(A two month old otter pup gives a love bite to its caring mom)
Sometimes it’s magical. Nature just enfolds visual delights constantly, and if you are lucky and talented you can capture one of these special moments.
What a great day I had last Thursday, at that special place for Sea Otters: Moss Landing and Elkhorn Slough. My photography friends and I were greeted with a nice sunny day, an unusual occurrence of late with the winter storms that have been coming into the West Coast in waves.
Viewpoint is a critical component, getting low and down into the sea otter’s visual world makes a big difference in the final image.
Luck, talent, and patience too, especially patience to wait for the right moment, goes into creating a provocative image.
Even more than these attributes; it is about having a special spiritual feeling for a place or the animal you are photographing. It’s really all about love!
Sometimes you are privileged to enter into the world of another animal, so it was for me On Valentine’s Day! I witnessed a mother’s love, a mother sea otter’s love and deep imbibing care for her young otter pup.

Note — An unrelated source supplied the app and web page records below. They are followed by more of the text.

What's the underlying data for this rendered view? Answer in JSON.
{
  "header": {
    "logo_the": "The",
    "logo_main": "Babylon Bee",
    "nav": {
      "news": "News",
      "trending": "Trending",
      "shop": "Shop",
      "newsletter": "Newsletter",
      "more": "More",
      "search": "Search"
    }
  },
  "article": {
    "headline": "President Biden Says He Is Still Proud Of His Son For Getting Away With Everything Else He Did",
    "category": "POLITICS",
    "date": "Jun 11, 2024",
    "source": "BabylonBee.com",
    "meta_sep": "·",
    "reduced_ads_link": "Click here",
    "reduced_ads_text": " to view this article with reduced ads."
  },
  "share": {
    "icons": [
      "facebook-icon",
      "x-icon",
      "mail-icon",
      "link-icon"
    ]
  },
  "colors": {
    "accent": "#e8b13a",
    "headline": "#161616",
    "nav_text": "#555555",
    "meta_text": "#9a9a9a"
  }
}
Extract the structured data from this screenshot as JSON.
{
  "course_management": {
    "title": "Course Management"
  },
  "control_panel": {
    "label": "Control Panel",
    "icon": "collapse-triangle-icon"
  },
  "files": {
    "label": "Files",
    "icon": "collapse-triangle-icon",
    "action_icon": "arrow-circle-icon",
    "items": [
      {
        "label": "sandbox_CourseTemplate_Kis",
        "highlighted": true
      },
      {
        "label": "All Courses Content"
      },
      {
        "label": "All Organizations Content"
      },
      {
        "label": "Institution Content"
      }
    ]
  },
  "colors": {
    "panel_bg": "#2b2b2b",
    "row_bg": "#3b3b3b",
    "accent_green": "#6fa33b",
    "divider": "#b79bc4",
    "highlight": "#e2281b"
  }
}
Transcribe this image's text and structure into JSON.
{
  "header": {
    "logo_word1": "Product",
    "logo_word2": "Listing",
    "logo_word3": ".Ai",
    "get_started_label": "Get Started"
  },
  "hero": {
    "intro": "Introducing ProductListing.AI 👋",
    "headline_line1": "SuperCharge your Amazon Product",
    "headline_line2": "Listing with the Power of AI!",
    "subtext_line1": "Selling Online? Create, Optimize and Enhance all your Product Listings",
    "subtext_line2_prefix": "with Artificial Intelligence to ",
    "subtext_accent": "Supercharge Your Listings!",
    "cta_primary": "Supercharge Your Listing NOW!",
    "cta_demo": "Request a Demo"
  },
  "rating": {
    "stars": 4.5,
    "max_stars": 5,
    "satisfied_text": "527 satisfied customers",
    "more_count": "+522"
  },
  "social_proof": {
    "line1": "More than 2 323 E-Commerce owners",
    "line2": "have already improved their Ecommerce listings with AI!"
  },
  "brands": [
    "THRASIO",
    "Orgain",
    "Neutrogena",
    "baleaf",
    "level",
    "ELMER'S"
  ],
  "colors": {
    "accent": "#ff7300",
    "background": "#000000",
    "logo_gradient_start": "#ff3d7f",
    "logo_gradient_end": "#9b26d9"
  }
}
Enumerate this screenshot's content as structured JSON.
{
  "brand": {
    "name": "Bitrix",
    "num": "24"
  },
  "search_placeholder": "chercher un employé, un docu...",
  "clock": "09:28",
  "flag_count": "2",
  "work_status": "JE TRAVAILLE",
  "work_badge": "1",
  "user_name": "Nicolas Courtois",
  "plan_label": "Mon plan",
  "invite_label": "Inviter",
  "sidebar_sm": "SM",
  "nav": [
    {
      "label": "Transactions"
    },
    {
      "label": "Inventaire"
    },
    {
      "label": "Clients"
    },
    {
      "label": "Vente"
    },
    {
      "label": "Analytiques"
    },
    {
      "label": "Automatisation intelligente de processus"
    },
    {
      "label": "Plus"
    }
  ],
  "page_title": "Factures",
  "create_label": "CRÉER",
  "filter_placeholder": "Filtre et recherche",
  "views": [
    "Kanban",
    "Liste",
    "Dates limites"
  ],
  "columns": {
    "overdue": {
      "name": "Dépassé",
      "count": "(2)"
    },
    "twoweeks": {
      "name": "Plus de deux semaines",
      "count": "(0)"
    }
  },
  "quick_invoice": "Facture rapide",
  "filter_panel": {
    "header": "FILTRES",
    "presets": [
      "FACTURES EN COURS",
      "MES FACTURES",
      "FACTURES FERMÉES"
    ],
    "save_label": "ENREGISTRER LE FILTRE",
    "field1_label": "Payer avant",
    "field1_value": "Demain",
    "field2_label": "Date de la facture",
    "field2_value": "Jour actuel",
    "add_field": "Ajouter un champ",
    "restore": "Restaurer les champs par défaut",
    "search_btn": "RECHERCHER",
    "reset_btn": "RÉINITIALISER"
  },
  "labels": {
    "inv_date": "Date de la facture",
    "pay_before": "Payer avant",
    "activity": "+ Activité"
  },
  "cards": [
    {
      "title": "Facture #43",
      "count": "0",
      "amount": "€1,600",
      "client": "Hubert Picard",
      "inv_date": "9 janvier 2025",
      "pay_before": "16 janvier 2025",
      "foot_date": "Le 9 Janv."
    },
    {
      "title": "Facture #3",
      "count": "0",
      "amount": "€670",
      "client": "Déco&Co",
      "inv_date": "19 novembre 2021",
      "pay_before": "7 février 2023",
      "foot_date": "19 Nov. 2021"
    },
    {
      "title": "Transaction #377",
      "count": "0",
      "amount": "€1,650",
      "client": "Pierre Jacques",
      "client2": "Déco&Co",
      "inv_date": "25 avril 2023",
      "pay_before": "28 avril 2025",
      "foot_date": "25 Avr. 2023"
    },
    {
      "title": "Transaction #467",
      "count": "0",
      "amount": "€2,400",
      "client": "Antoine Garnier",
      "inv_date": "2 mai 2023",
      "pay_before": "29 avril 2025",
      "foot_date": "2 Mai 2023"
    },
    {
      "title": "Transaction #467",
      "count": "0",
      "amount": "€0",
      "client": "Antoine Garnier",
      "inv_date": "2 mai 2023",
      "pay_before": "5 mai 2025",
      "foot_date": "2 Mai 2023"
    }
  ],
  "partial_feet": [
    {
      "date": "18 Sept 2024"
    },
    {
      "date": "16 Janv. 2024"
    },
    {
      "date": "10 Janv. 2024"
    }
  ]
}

I saw in the wild for the first time a mother otter pushing mussels and other shellfish to her little one, perhaps for the first time…and it looked at these gifts with curious eyes full of wonder.
Witnessing this moment was incredible privilege, and to capture it forever in an image was just as exciting. I hope these images convey the emotion and feeling that I felt while taking them.
There is something special about sea otters that touches our hearts and stirs our souls… especially the young pups, you can’t look into their eyes and not be moved–their squeaky calls of alarm when they miss place their mothers, calls deep into the being of every person that has heard that sound.
Why do we think sea otters are so cute, so enduring? It’s their faces, their flat noses and pudgy faces subconsciously remind us of our own babies…
Where do you photograph sea otters? Where can you get up close and capture images that evoke these human feelings? There are many places; my favorite one is Moss Landing and Elkhorn Slough.
Across from highway one and the Whole Enchilada Restaurant is a boat dock area where sometimes the otters rest and hang out. I have even seen them mating here twice. Because the land area next to the water is low and the otters aren’t far away, you can good images here. The downsides are that they aren’t always there, and good sightings can draw big crowds and attract passersby from the nearby road.
Under the bluffs below Jetty Road is a very good place to see lots of otters, they usually raft up there and you can see twenty or thirty or more sometimes—quite a sight. A must stop for those who have never seen a raft of otters.
The best way to photograph otters is from a kayak. You can get down at water level, and have a less condescending viewpoint in your images. Photographing from a Kayak does present issues and dangers: choppy and rough water, stiff breezes, and a unbalanced boat, and this could result in a lens and camera body easily in Elkhorn Slough’s waters. Remember wildlife viewing rules prohibit close approach making necessary the use of long telephoto lenses.
“When you encounter an animal in the wild, you represent all of that individual’s cumulative experiences with humans, and you are adding to that experience with your own actions.”*
Elkhorn Safari Tours offer tours up the slough on a flat pontoon boat where you can photograph lots of wildlife and many species of birds, including sea otters that happen to be feeding close by. I think I have been on Capitan Yohn’s boat at least seven or eight times over the years. Elkhorn Slough is a beautiful and special natural place worth experiencing even without photography.